Burn Your Fire For No Witness
I hadn’t heard of Angel Olsen before the release of her sophomore album Burn Your Fire For No Witness this year; rather, I hadn’t heard about her until this summer my brother said “Clare listen to this.” Angel Olsen is the kind of gal who makes me upset that nobody had told me to listen to her sooner.
When I first began spending time with this album, I was unsure whether it would endure against my tendency to relentlessly listen to music I like until I’ve exhausted it. I knew the general aural aesthetic would keep me hooked for at least while, but her lyrics sometimes hit me the wrong way, at times feeling mawkish (which is not to say she lacks awesome lyrical moments- “and time will turn our bodies inside out,” see “Iota”). The album title itself presented the same duality. While I liked the drama in “Burn Your Fire for No Witness,” it rings as though only a loftier way for Angel to say “Dance Like Nobody’s Watching.”
As I familiarized myself more with Angel through repeated listening and watching live performances, it became clear that she doesn’t hack away at her lyrics to create drama, she simply punches as much meaning into them as cannot be contained in the rest of the song. She’s true to our over-dramatic, hyper-sensationalized generation. This is a woman who likes to feel. Maybe her words occasionally hit like cardboard maxims, but they come from a genuine place. Their triteness is a tongue-in-cheek nod to our fascination with every extreme.
A friend and I made a November pilgrimage to Fun Fun Fun Fest in my hometown, Austin. After several hours of searching for the VIP lounge and trudging through people striving to look “different” in the same way, we made our way to The Parish on Sixth Street, where Angel was set to play. Angel being a favorite artist of us both, we stood excitedly near the front of the stage just behind a pony-tailed fellow and his happily stoned friend, who would periodically turn to shout something into the other’s ear above the dull roar of people and tenderly put a hand on his arm without seeming to notice.
It wasn’t until that performance that I got a feel for Angel Olsen’s stage presence and gained a better understanding of her peculiar lyrics. She is austere on stage, the perfect balance to the grandiose outpour of emotion through language. Similarly at odds is the “powerhouse” quality of her voice in live performances that I never knew existed in the quavering warble heard on her record. During the entire show, I only saw her face change two times— one little smile to herself and a laugh when she shared a joke with one of her bandmates, a laugh that to me felt eerie in its singularity. Her face remains stony and smooth, most markedly so at the most emotionally charged moments of her songs. When the songs reach their peak, she actually turns away from us, looking down at her guitar in plain concentration on translating her interiority into sound.

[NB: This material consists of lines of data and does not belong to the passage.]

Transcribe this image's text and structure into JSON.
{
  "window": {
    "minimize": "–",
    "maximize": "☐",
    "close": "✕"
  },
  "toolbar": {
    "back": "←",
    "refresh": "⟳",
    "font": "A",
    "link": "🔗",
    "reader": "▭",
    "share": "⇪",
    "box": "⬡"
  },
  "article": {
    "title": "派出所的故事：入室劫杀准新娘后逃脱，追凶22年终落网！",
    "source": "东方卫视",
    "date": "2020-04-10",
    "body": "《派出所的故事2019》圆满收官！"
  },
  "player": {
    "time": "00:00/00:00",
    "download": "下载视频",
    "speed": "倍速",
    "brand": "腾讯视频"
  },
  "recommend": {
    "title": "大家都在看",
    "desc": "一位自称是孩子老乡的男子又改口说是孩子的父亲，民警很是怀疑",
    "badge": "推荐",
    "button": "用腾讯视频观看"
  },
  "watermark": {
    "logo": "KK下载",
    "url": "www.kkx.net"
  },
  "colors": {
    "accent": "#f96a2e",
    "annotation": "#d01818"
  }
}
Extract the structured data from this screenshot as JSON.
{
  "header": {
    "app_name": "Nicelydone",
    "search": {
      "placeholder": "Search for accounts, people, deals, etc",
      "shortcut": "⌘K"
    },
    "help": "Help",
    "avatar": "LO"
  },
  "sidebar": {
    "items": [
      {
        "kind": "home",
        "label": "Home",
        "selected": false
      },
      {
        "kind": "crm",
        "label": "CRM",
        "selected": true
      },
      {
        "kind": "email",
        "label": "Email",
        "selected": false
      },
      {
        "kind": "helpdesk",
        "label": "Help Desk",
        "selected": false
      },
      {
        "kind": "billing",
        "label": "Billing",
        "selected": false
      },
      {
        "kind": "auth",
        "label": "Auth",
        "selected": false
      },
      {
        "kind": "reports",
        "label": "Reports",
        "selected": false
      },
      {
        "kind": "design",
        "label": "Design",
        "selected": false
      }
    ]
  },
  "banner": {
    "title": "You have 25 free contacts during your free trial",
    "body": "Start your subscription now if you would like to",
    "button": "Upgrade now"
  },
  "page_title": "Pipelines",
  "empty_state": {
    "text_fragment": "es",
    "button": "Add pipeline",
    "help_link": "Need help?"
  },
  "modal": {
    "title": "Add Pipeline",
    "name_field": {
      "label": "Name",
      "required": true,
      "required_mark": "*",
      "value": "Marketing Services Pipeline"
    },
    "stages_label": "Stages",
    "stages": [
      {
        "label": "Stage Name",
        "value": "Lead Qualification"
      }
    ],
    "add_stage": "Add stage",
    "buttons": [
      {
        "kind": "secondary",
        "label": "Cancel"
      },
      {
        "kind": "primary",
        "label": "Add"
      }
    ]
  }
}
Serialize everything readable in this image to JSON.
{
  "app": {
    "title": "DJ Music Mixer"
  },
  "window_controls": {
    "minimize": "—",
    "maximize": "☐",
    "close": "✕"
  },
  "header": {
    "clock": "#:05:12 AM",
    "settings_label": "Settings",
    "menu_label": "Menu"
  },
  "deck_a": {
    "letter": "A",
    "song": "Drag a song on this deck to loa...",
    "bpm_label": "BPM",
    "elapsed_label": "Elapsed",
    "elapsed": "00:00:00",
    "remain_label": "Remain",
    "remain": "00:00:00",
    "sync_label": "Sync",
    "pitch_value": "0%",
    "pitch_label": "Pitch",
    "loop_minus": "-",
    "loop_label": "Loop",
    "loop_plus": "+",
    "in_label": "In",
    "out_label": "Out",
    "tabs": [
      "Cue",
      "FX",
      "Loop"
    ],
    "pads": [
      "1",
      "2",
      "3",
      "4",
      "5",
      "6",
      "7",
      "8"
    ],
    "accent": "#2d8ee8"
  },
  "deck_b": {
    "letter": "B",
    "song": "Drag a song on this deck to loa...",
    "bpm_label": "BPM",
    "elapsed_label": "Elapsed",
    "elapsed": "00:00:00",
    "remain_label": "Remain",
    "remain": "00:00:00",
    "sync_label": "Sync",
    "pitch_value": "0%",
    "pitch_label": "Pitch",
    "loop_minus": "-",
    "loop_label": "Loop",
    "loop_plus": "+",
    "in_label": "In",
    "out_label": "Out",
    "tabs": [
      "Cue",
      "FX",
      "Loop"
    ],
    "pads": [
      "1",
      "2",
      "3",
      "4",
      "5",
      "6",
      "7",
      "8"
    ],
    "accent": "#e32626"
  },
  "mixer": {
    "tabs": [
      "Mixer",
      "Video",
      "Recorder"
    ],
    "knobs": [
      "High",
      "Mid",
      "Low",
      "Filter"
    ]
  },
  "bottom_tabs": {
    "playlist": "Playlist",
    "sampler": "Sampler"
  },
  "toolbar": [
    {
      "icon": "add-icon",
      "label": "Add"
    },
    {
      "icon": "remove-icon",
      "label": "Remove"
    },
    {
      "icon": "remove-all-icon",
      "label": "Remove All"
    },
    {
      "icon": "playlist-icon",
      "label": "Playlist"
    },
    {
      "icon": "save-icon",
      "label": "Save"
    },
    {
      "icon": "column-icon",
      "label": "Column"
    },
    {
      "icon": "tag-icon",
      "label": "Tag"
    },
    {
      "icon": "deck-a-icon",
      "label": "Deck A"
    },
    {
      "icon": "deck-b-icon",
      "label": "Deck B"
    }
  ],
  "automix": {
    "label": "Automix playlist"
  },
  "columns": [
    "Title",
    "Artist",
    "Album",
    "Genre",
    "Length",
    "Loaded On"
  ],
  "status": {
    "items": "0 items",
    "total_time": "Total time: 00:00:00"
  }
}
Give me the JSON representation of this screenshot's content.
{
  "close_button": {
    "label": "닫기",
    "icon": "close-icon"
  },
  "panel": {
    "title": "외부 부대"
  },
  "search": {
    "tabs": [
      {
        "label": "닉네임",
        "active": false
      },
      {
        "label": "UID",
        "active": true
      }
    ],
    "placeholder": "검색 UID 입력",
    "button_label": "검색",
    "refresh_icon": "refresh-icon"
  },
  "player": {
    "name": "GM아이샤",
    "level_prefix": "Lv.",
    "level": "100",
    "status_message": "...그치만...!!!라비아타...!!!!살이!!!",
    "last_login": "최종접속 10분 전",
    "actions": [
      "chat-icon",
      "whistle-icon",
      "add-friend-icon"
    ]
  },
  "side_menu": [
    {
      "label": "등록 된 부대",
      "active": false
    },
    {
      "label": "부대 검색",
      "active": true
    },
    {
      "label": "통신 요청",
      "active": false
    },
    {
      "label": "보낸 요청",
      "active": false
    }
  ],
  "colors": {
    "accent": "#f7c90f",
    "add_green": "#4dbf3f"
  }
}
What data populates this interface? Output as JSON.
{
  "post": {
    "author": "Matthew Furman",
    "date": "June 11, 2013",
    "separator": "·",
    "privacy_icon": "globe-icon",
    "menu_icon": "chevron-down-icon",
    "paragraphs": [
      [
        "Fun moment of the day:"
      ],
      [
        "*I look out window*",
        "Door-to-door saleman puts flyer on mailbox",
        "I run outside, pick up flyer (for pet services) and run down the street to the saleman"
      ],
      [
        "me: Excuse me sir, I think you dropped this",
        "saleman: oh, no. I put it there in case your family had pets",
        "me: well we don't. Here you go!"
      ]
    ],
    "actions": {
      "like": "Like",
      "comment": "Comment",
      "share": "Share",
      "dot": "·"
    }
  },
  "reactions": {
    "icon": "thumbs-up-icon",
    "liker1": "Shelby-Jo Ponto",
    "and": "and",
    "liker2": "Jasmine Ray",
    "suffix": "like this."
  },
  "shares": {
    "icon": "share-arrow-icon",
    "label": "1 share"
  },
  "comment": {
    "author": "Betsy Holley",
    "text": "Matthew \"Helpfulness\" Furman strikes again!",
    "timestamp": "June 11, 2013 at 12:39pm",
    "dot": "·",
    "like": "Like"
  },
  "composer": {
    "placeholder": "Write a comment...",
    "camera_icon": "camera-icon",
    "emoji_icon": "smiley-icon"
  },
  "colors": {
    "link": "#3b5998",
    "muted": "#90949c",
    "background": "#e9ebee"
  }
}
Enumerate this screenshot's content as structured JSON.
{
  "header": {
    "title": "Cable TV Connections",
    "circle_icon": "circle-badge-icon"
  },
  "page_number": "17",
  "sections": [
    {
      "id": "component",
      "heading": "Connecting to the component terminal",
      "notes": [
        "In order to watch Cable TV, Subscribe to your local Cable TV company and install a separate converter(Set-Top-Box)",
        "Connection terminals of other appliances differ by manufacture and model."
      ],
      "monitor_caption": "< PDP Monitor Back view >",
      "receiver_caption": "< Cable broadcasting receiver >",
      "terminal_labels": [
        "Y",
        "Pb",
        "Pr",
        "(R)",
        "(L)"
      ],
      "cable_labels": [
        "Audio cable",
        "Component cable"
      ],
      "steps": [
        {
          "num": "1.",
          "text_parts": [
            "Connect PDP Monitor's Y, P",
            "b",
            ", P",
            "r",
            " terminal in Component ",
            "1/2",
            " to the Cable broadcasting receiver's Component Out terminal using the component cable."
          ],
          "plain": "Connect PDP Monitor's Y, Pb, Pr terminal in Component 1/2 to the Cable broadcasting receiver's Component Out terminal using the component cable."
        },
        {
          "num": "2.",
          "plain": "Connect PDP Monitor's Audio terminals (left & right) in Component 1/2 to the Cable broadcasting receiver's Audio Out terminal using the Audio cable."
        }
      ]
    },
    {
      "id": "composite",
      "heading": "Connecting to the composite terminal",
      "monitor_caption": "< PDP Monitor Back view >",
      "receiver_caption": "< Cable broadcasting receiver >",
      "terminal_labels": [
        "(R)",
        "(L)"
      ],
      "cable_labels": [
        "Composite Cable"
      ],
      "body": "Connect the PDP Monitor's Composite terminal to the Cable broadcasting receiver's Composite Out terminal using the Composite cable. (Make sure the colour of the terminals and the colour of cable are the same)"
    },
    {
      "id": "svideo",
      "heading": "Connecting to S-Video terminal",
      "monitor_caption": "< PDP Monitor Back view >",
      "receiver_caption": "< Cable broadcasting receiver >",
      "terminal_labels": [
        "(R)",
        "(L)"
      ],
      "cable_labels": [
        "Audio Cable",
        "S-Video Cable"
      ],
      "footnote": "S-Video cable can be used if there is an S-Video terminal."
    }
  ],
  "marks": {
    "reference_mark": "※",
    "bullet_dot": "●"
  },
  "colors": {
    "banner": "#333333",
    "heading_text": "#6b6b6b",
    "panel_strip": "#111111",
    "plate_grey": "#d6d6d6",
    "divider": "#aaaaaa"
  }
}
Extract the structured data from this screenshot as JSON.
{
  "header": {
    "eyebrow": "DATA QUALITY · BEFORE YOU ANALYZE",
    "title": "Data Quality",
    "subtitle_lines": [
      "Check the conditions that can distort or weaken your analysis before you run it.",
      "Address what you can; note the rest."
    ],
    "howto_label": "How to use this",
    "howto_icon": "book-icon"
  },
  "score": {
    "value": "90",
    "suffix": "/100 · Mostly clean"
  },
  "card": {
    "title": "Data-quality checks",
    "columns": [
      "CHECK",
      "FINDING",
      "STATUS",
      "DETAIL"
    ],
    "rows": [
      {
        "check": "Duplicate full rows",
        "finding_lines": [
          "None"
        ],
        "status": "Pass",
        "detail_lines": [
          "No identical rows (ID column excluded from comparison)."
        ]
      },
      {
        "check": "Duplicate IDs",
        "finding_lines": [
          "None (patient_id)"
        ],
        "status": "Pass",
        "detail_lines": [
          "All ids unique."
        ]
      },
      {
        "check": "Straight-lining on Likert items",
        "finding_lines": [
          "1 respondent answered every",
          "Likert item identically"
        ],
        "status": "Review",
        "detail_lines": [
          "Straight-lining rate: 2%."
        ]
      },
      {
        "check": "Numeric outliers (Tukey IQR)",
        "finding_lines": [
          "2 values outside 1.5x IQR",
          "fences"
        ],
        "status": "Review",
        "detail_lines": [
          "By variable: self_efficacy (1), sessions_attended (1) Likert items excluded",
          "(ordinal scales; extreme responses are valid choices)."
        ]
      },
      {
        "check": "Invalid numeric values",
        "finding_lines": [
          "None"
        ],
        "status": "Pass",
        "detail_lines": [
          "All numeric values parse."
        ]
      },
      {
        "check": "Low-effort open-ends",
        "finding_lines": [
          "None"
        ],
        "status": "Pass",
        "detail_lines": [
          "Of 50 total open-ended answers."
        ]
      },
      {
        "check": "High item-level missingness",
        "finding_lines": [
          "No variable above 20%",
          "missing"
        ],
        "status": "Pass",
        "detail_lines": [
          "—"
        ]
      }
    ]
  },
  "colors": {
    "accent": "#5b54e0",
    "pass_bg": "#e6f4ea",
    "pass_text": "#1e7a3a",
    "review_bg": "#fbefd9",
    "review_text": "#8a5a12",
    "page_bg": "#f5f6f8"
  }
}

Here, her external lack of feeling becomes irrelevant; anyone in the audience understands through sound alone what she didn’t bother to explain in facial expression. Any question of the depth of her connection to the audience is forgotten.
Angel Olsen performs “Sweet Dreams” (from Sixteen Tambourines, not her newest album, but I couldn’t resist) on KEXP: